Compulsory community service could be worsening rather than reducing the tendency of young doctors to leave SA, a newly published study concludes.
The study, in the latest issue of the SA Medical Journal, found that a third of doctors surveyed intended to seek employment outside SA after completing their year of community service.
Its author, Dr Steve Reid of the University of Natal's Centre for Health and Social Studies, said this was disturbing. He said one of the implicit aims of the health department in introducing community service had been to slow the exodus of young SA medical graduates to greener pastures overseas.
It would appear that community service has no effect on the career plans of the doctors, but merely delays them by a year, Reid said.
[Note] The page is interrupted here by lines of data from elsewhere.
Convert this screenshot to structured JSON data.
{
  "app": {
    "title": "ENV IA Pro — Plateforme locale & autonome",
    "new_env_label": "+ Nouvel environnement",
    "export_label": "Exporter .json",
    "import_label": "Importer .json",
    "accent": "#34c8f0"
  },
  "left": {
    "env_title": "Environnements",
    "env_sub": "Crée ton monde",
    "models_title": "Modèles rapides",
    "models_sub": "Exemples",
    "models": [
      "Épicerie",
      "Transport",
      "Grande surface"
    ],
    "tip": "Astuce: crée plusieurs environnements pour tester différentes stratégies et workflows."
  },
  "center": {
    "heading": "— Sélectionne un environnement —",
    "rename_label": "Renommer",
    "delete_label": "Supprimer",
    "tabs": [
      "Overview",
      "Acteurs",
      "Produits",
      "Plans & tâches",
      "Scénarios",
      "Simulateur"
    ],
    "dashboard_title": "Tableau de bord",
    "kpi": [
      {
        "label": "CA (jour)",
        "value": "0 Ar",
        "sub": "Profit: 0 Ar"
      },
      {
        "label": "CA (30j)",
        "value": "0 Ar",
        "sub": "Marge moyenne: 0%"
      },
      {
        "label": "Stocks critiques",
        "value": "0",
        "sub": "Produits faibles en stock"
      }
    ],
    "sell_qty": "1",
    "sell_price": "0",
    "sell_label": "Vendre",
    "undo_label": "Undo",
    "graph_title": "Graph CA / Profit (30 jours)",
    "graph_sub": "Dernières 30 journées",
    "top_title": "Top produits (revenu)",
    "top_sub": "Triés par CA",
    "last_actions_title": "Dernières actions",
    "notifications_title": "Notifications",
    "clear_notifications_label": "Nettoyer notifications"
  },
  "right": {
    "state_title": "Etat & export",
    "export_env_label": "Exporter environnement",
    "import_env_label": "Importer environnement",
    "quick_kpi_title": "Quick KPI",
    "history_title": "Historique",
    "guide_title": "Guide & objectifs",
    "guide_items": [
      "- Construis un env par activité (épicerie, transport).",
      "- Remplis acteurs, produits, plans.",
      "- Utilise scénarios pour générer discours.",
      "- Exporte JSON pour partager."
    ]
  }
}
This brings into question the long-term effects of community service, which may even be exacerbating rather than lessening the tendency of young doctors to leave the country, he said.
The survey on which the findings are based was conducted at the end of 1999, the first full-scale year of community service.
Health Minister Manto Tshabalala-Msimang's policy of community service has been praised in the past by David Mametja, director of the Health Systems Trust, who called it a success story that brought doctors to clinics in small towns and rural areas for the first time.
Reid said the department's main aim of ensuring better health services to all South Africans was most probably being met by the
programme. All health facilities surveyed that received community service doctors reported positive effects, except for one tertiary hospital that regarded them as a nuisance.
The secondary aim, to give young professionals a chance to develop skills and acquire knowledge, had applied to some but not all of the community service doctors. Those in rural hospitals felt relatively disadvantaged in terms of clinical supervision, opportunities to study and psychological coping.
In general, however, the response of community service doctors to the challenges and difficulties in public service hospitals around the country had been encouragingly positive, particularly in terms of
The realisation by many community service doctors that they were actually making the difference in the communities they were working in had been a huge motivation.
A minority found their environment demoralising, and felt resentful at the unfairness of the allocation process that placed them where they were.
Reid recommended that a comprehensive human resource policy be developed for the distribution of medical personnel, plus an explicit strategy for meeting medical needs in rural and underserved areas of the country.
Reid said it was important to acknowledge the training component of community service.
SAPA, 25 April 2001